As Dorian approaches, media outlets are reporting it as “an unprecedented storm in Florida,” and that Dorian “would be the strongest storm to hit Florida since 1992.”
Cover image courtesy of Shutterstock
As I look around the barren landscape and notice the still clinging blue tarps, the vacant lots where homes and businesses used to stand, the stark and revealing evidence that some forgotten disaster occurred here, I have to wonder, exactly when the rest of the world decided Michael was nothing more than a blip on their radar?
For us, Category 5, Hurricane Michael changed everything. Just ten months ago we were struggling through the first days and weeks following the destruction he left behind.
Those of us who have lived in the aftermath of Michael have weathered countless storms since that day last October. Though progress is being made, the region and its people are suffering.
Now, just ten months later, the threat of another storm has brought into stark and disheartening clarity, the fact that the rest of the world has indeed forgotten.
A recent survey conducted by Rebuild 850, an initiative launched shortly after the storm to advocate on behalf of hurricane victims still trying to rebuild their lives, showed nearly half of respondents would do nothing to help people affected by the hurricane and nearly 75 percent said they would not consider donating money to help with relief efforts (FLAPOL, 26 June 2019).
For those outside the region, who mistakenly believe that all is well, the numbers don’t lie, though they are rarely, if ever reported on.
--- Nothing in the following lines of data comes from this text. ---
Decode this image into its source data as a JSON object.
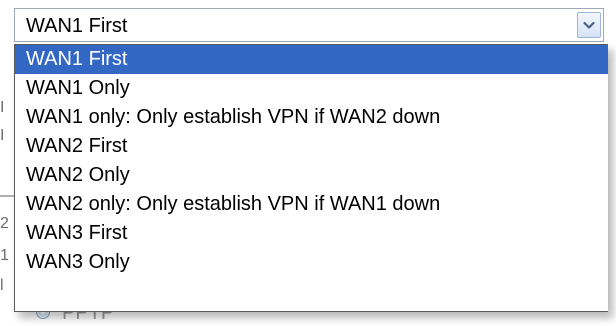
{
  "wan_select": {
    "value": "WAN1 First",
    "options": [
      "WAN1 First",
      "WAN1 Only",
      "WAN1 only: Only establish VPN if WAN2 down",
      "WAN2 First",
      "WAN2 Only",
      "WAN2 only: Only establish VPN if WAN1 down",
      "WAN3 First",
      "WAN3 Only"
    ],
    "selected_index": 0
  },
  "background_form": {
    "radio_label": "PPTP"
  },
  "icons": {
    "select_arrow": "chevron-down-icon",
    "radio": "radio-button-icon"
  },
  "colors": {
    "selected_bg": "#3267c4",
    "selected_text": "#ffffff",
    "border": "#9fa7b5"
  }
}
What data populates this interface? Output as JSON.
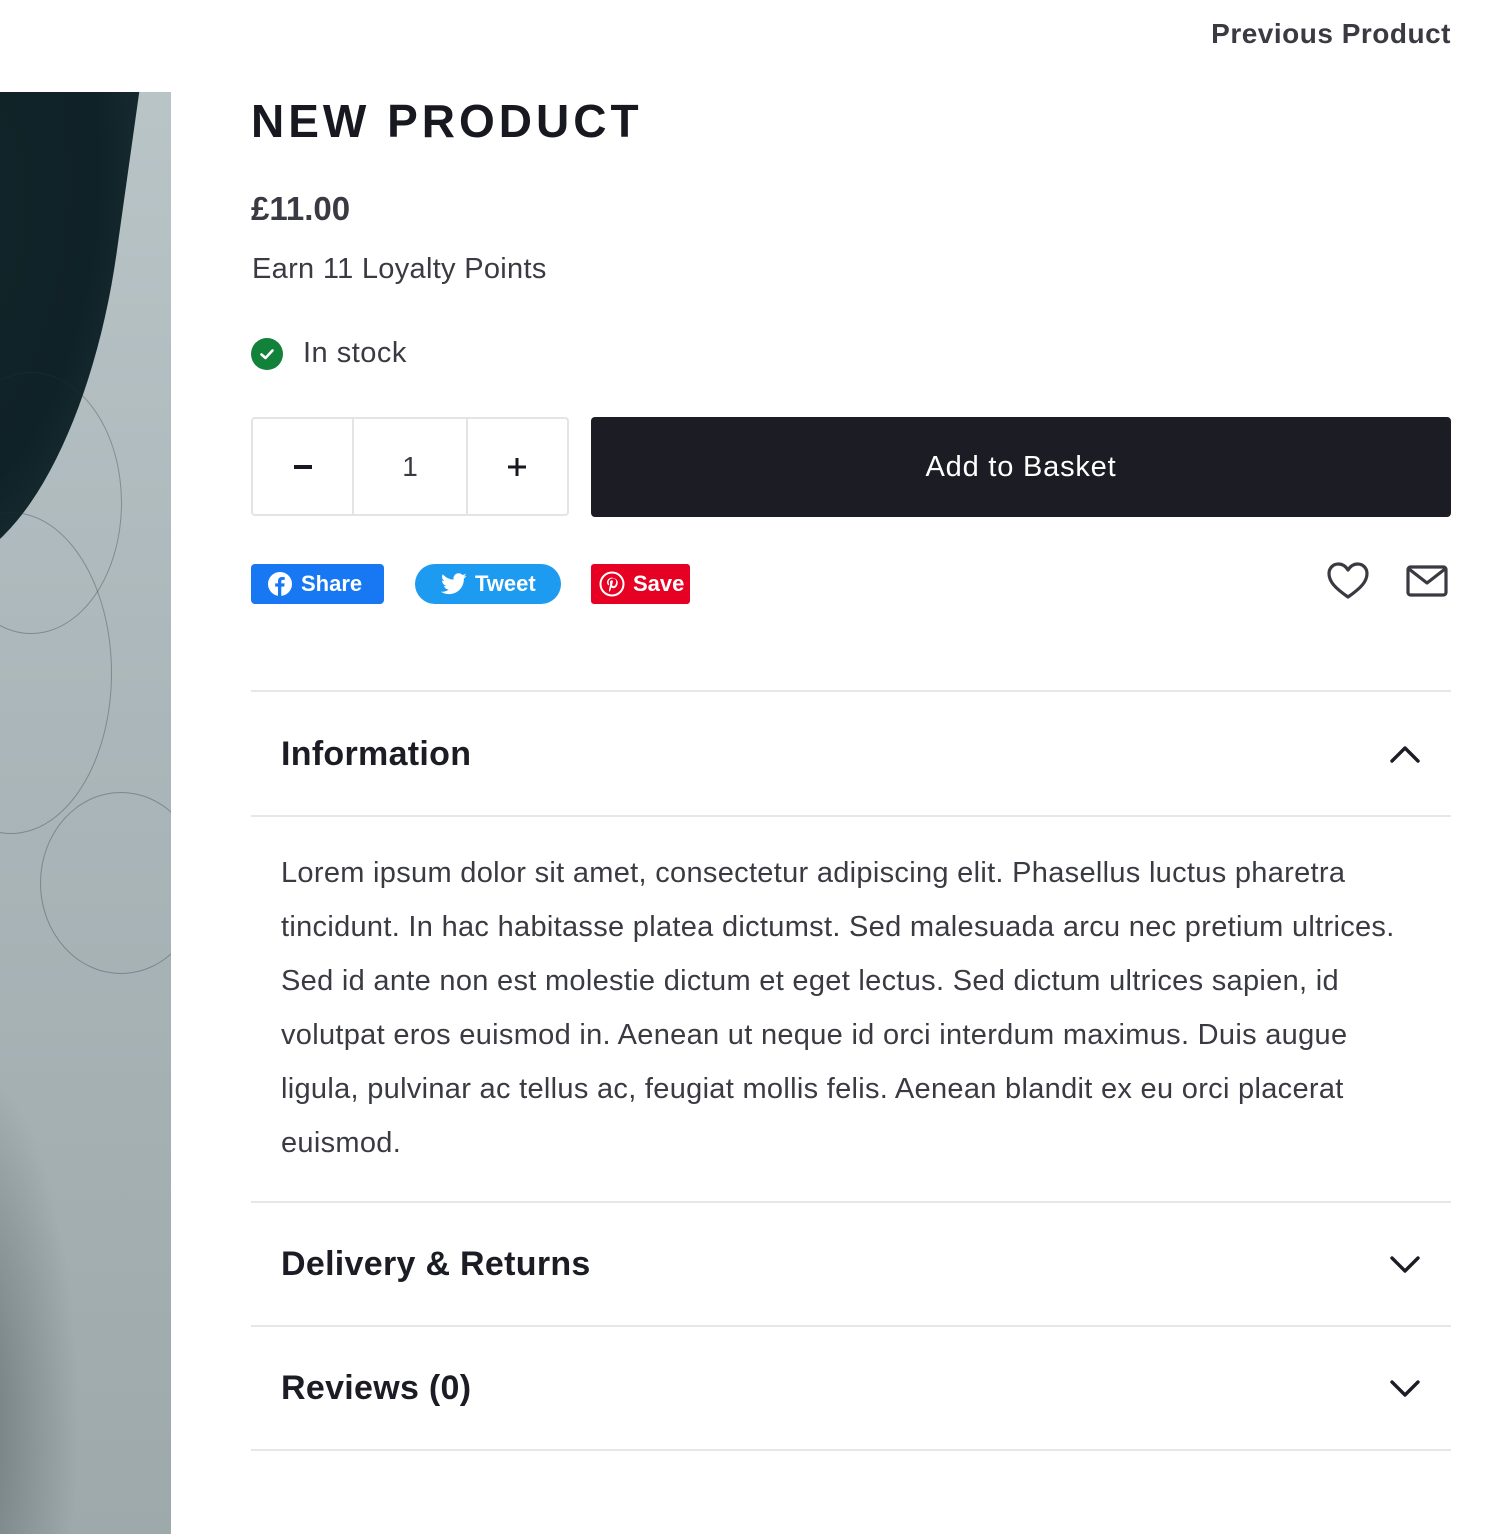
{
  "navigation": {
    "previous_label": "Previous Product"
  },
  "product": {
    "title": "NEW PRODUCT",
    "price": "£11.00",
    "loyalty": "Earn 11 Loyalty Points",
    "stock_status": "In stock",
    "stock_color": "#12813a"
  },
  "quantity": {
    "decrement": "–",
    "value": "1",
    "increment": "+"
  },
  "basket": {
    "label": "Add to Basket",
    "color": "#1c1d24"
  },
  "social": {
    "share": {
      "label": "Share",
      "icon": "facebook-icon",
      "color": "#1877f2"
    },
    "tweet": {
      "label": "Tweet",
      "icon": "twitter-bird-icon",
      "color": "#1d9bf0"
    },
    "save": {
      "label": "Save",
      "icon": "pinterest-icon",
      "color": "#e60023"
    },
    "wishlist_icon": "heart-icon",
    "email_icon": "envelope-icon"
  },
  "accordion": {
    "information": {
      "title": "Information",
      "expanded": true,
      "body": "Lorem ipsum dolor sit amet, consectetur adipiscing elit. Phasellus luctus pharetra tincidunt. In hac habitasse platea dictumst. Sed malesuada arcu nec pretium ultrices. Sed id ante non est molestie dictum et eget lectus. Sed dictum ultrices sapien, id volutpat eros euismod in. Aenean ut neque id orci interdum maximus. Duis augue ligula, pulvinar ac tellus ac, feugiat mollis felis. Aenean blandit ex eu orci placerat euismod."
    },
    "delivery": {
      "title": "Delivery & Returns",
      "expanded": false
    },
    "reviews": {
      "title": "Reviews (0)",
      "expanded": false
    }
  }
}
Since October 10, 2018, affected counties are suffering. Loss of jobs and income, closed and damaged schools, a housing crisis, and increasing uncertainty coupled with the difficulty of navigating the government-aid and insurance bureaucracies have coalesced into massive storms of their own.
Hurricane Michael was the first Category 5 storm to hit the United States since Hurricane Andrew, tearing a path through some of the poorest parts of Florida. Insurers report nearly $7 billion in losses across nearly 150,000 claims that have been filed (The Tampa Bay Times, 26 August 2019).
In Mexico Beach, where Michael’s eye passed, virtually obliterating the tiny coastal community, the losses are staggering and rebuilding is slow.
The city’s budget depends on property taxes. But 70 percent of the storm’s 27,000 homes were damaged or completely destroyed by the storm. Before the storm about 1,1000 people lived in Mexico Beach. Now only 400 or so remain. The city doesn’t currently have a gas station or a grocery store (mypanhandle.com, 18 August 2019).
Residents throughout the entire Panhandle region continue to struggle with the after affects of Michael. The emotional trauma of living through a natural disaster of this magnitude and scope have left many in a perpetual state of fear and anxiety.
As Dorian makes his way across the Atlantic, many residents are still living in tents or ruined homes, waiting for contractors or government funds to help them rebuild. Some fear heavier rains attracting black mold, with roofs still covered by tarps that can leak, even with a typical summer’s afternoon thunderstorm. Others are wary about water damage from flooding, as state and municipalities still work to clear debris, or about weakened trees from Michael that might topple in a lesser storm (Miami Herald, 10 July 2019).
In Bay County too, progress is slow and the after effects of Michael are still readily visible. Debris and damaged buildings remain along Highway 98, the main drag, and 5,000 kids are still considered “homeless,” crashing with friends and family or living in FEMA tents and trailers. About 30 percent of the school kids never came back. More than 50 percent of the apartments still are not livable (Fox News, 31 May, 2019).
The sad truth is, that outside of the impacted areas, the rest of the country is oblivious to the continued hardships survivors of Michael face.
And nothing brings that into clarity more glaringly than listening to the media reports on Dorian. In truth, we do not wish the kind of destruction and the hardships we’ve endured since Michael on anyone. And we recognize that we are not the only region of the country to suffer from natural disasters. All we ask is please, just please don’t minimize our struggles or trivialize our survival by continuing to misreport Michael’s destruction and impact.
The forgotten coast we may be, but rest assured, not a single one of us who lived through that day, who continue to exist in the aftermath, will ever forget.
How can we? The destruction is still all around us.
Jennifer N. Fenwick, editor, contributing author, In the Eye of the Storm and the soon to be released, In the Aftermath of the Storm, coming October, 10, 2019.